• _THE PROBLEM_: Whenever a line in the entries below contains "number", copy that line.

__________

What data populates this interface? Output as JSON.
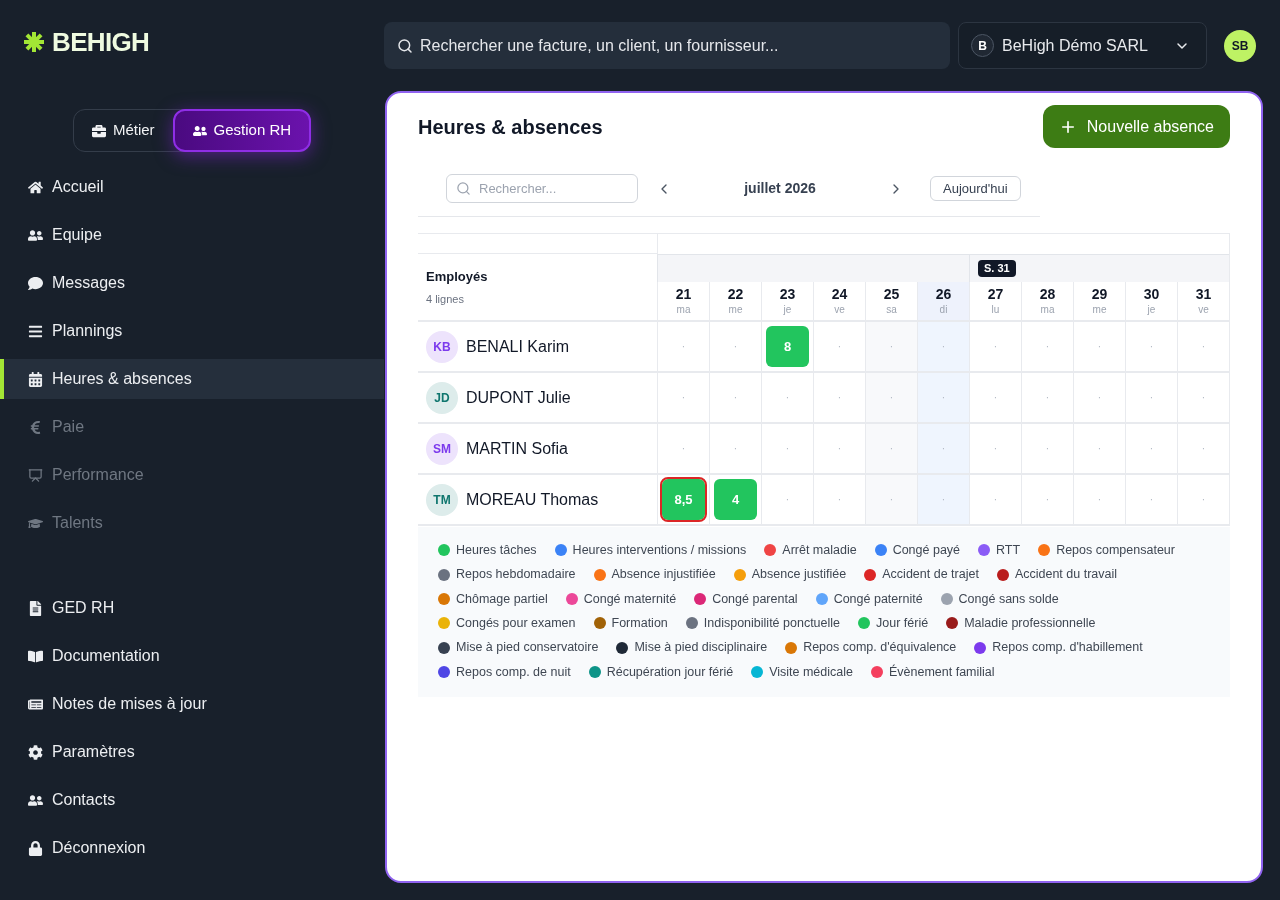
{
  "brand": {
    "name": "BEHIGH"
  },
  "mode_switch": [
    {
      "label": "Métier",
      "selected": false
    },
    {
      "label": "Gestion RH",
      "selected": true
    }
  ],
  "nav": {
    "main": [
      {
        "label": "Accueil",
        "selected": false,
        "disabled": false
      },
      {
        "label": "Equipe",
        "selected": false,
        "disabled": false
      },
      {
        "label": "Messages",
        "selected": false,
        "disabled": false
      },
      {
        "label": "Plannings",
        "selected": false,
        "disabled": false
      },
      {
        "label": "Heures & absences",
        "selected": true,
        "disabled": false
      },
      {
        "label": "Paie",
        "selected": false,
        "disabled": true
      },
      {
        "label": "Performance",
        "selected": false,
        "disabled": true
      },
      {
        "label": "Talents",
        "selected": false,
        "disabled": true
      }
    ],
    "secondary": [
      {
        "label": "GED RH",
        "selected": false,
        "disabled": false
      },
      {
        "label": "Documentation",
        "selected": false,
        "disabled": false
      },
      {
        "label": "Notes de mises à jour",
        "selected": false,
        "disabled": false
      },
      {
        "label": "Paramètres",
        "selected": false,
        "disabled": false
      },
      {
        "label": "Contacts",
        "selected": false,
        "disabled": false
      },
      {
        "label": "Déconnexion",
        "selected": false,
        "disabled": false
      }
    ]
  },
  "search": {
    "placeholder": "Rechercher une facture, un client, un fournisseur..."
  },
  "company_selector": {
    "initial": "B",
    "name": "BeHigh Démo SARL"
  },
  "user_avatar": {
    "initials": "SB"
  },
  "page": {
    "title": "Heures & absences",
    "new_button": {
      "label": "Nouvelle absence"
    },
    "toolbar": {
      "search": {
        "placeholder": "Rechercher..."
      },
      "month": "juillet 2026",
      "today_button": "Aujourd'hui"
    },
    "table": {
      "employee_header": "Employés",
      "row_count": "4 lignes",
      "days": [
        {
          "number": "21",
          "weekday": "ma",
          "kind": "workday"
        },
        {
          "number": "22",
          "weekday": "me",
          "kind": "workday"
        },
        {
          "number": "23",
          "weekday": "je",
          "kind": "workday"
        },
        {
          "number": "24",
          "weekday": "ve",
          "kind": "workday"
        },
        {
          "number": "25",
          "weekday": "sa",
          "kind": "weekend"
        },
        {
          "number": "26",
          "weekday": "di",
          "kind": "highlighted"
        },
        {
          "number": "27",
          "weekday": "lu",
          "kind": "workday",
          "week_badge": "S. 31"
        },
        {
          "number": "28",
          "weekday": "ma",
          "kind": "workday"
        },
        {
          "number": "29",
          "weekday": "me",
          "kind": "workday"
        },
        {
          "number": "30",
          "weekday": "je",
          "kind": "workday"
        },
        {
          "number": "31",
          "weekday": "ve",
          "kind": "workday"
        }
      ],
      "rows": [
        {
          "initials": "KB",
          "name": "BENALI Karim",
          "color": "#7c3aed",
          "cells": [
            {
              "kind": "empty",
              "text": "·",
              "selected": false
            },
            {
              "kind": "empty",
              "text": "·",
              "selected": false
            },
            {
              "kind": "entry",
              "text": "8",
              "color": "#22c55e",
              "selected": false
            },
            {
              "kind": "empty",
              "text": "·",
              "selected": false
            },
            {
              "kind": "empty",
              "text": "·",
              "selected": false
            },
            {
              "kind": "empty",
              "text": "·",
              "selected": false
            },
            {
              "kind": "empty",
              "text": "·",
              "selected": false
            },
            {
              "kind": "empty",
              "text": "·",
              "selected": false
            },
            {
              "kind": "empty",
              "text": "·",
              "selected": false
            },
            {
              "kind": "empty",
              "text": "·",
              "selected": false
            },
            {
              "kind": "empty",
              "text": "·",
              "selected": false
            }
          ]
        },
        {
          "initials": "JD",
          "name": "DUPONT Julie",
          "color": "#0f766e",
          "cells": [
            {
              "kind": "empty",
              "text": "·",
              "selected": false
            },
            {
              "kind": "empty",
              "text": "·",
              "selected": false
            },
            {
              "kind": "empty",
              "text": "·",
              "selected": false
            },
            {
              "kind": "empty",
              "text": "·",
              "selected": false
            },
            {
              "kind": "empty",
              "text": "·",
              "selected": false
            },
            {
              "kind": "empty",
              "text": "·",
              "selected": false
            },
            {
              "kind": "empty",
              "text": "·",
              "selected": false
            },
            {
              "kind": "empty",
              "text": "·",
              "selected": false
            },
            {
              "kind": "empty",
              "text": "·",
              "selected": false
            },
            {
              "kind": "empty",
              "text": "·",
              "selected": false
            },
            {
              "kind": "empty",
              "text": "·",
              "selected": false
            }
          ]
        },
        {
          "initials": "SM",
          "name": "MARTIN Sofia",
          "color": "#7c3aed",
          "cells": [
            {
              "kind": "empty",
              "text": "·",
              "selected": false
            },
            {
              "kind": "empty",
              "text": "·",
              "selected": false
            },
            {
              "kind": "empty",
              "text": "·",
              "selected": false
            },
            {
              "kind": "empty",
              "text": "·",
              "selected": false
            },
            {
              "kind": "empty",
              "text": "·",
              "selected": false
            },
            {
              "kind": "empty",
              "text": "·",
              "selected": false
            },
            {
              "kind": "empty",
              "text": "·",
              "selected": false
            },
            {
              "kind": "empty",
              "text": "·",
              "selected": false
            },
            {
              "kind": "empty",
              "text": "·",
              "selected": false
            },
            {
              "kind": "empty",
              "text": "·",
              "selected": false
            },
            {
              "kind": "empty",
              "text": "·",
              "selected": false
            }
          ]
        },
        {
          "initials": "TM",
          "name": "MOREAU Thomas",
          "color": "#0f766e",
          "cells": [
            {
              "kind": "entry",
              "text": "8,5",
              "color": "#22c55e",
              "selected": true
            },
            {
              "kind": "entry",
              "text": "4",
              "color": "#22c55e",
              "selected": false
            },
            {
              "kind": "empty",
              "text": "·",
              "selected": false
            },
            {
              "kind": "empty",
              "text": "·",
              "selected": false
            },
            {
              "kind": "empty",
              "text": "·",
              "selected": false
            },
            {
              "kind": "empty",
              "text": "·",
              "selected": false
            },
            {
              "kind": "empty",
              "text": "·",
              "selected": false
            },
            {
              "kind": "empty",
              "text": "·",
              "selected": false
            },
            {
              "kind": "empty",
              "text": "·",
              "selected": false
            },
            {
              "kind": "empty",
              "text": "·",
              "selected": false
            },
            {
              "kind": "empty",
              "text": "·",
              "selected": false
            }
          ]
        }
      ]
    },
    "legend": {
      "items": [
        {
          "label": "Heures tâches",
          "color": "#22c55e"
        },
        {
          "label": "Heures interventions / missions",
          "color": "#3b82f6"
        },
        {
          "label": "Arrêt maladie",
          "color": "#ef4444"
        },
        {
          "label": "Congé payé",
          "color": "#3b82f6"
        },
        {
          "label": "RTT",
          "color": "#8b5cf6"
        },
        {
          "label": "Repos compensateur",
          "color": "#f97316"
        },
        {
          "label": "Repos hebdomadaire",
          "color": "#6b7280"
        },
        {
          "label": "Absence injustifiée",
          "color": "#f97316"
        },
        {
          "label": "Absence justifiée",
          "color": "#f59e0b"
        },
        {
          "label": "Accident de trajet",
          "color": "#dc2626"
        },
        {
          "label": "Accident du travail",
          "color": "#b91c1c"
        },
        {
          "label": "Chômage partiel",
          "color": "#d97706"
        },
        {
          "label": "Congé maternité",
          "color": "#ec4899"
        },
        {
          "label": "Congé parental",
          "color": "#db2777"
        },
        {
          "label": "Congé paternité",
          "color": "#60a5fa"
        },
        {
          "label": "Congé sans solde",
          "color": "#9ca3af"
        },
        {
          "label": "Congés pour examen",
          "color": "#eab308"
        },
        {
          "label": "Formation",
          "color": "#a16207"
        },
        {
          "label": "Indisponibilité ponctuelle",
          "color": "#6b7280"
        },
        {
          "label": "Jour férié",
          "color": "#22c55e"
        },
        {
          "label": "Maladie professionnelle",
          "color": "#991b1b"
        },
        {
          "label": "Mise à pied conservatoire",
          "color": "#374151"
        },
        {
          "label": "Mise à pied disciplinaire",
          "color": "#1f2937"
        },
        {
          "label": "Repos comp. d'équivalence",
          "color": "#d97706"
        },
        {
          "label": "Repos comp. d'habillement",
          "color": "#7c3aed"
        },
        {
          "label": "Repos comp. de nuit",
          "color": "#4f46e5"
        },
        {
          "label": "Récupération jour férié",
          "color": "#0d9488"
        },
        {
          "label": "Visite médicale",
          "color": "#06b6d4"
        },
        {
          "label": "Évènement familial",
          "color": "#f43f5e"
        }
      ]
    }
  }
}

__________

• _WRITTEN ANSWER_:
          "number": "21",
          "number": "22",
          "number": "23",
          "number": "24",
          "number": "25",
          "number": "26",
          "number": "27",
          "number": "28",
          "number": "29",
          "number": "30",
          "number": "31",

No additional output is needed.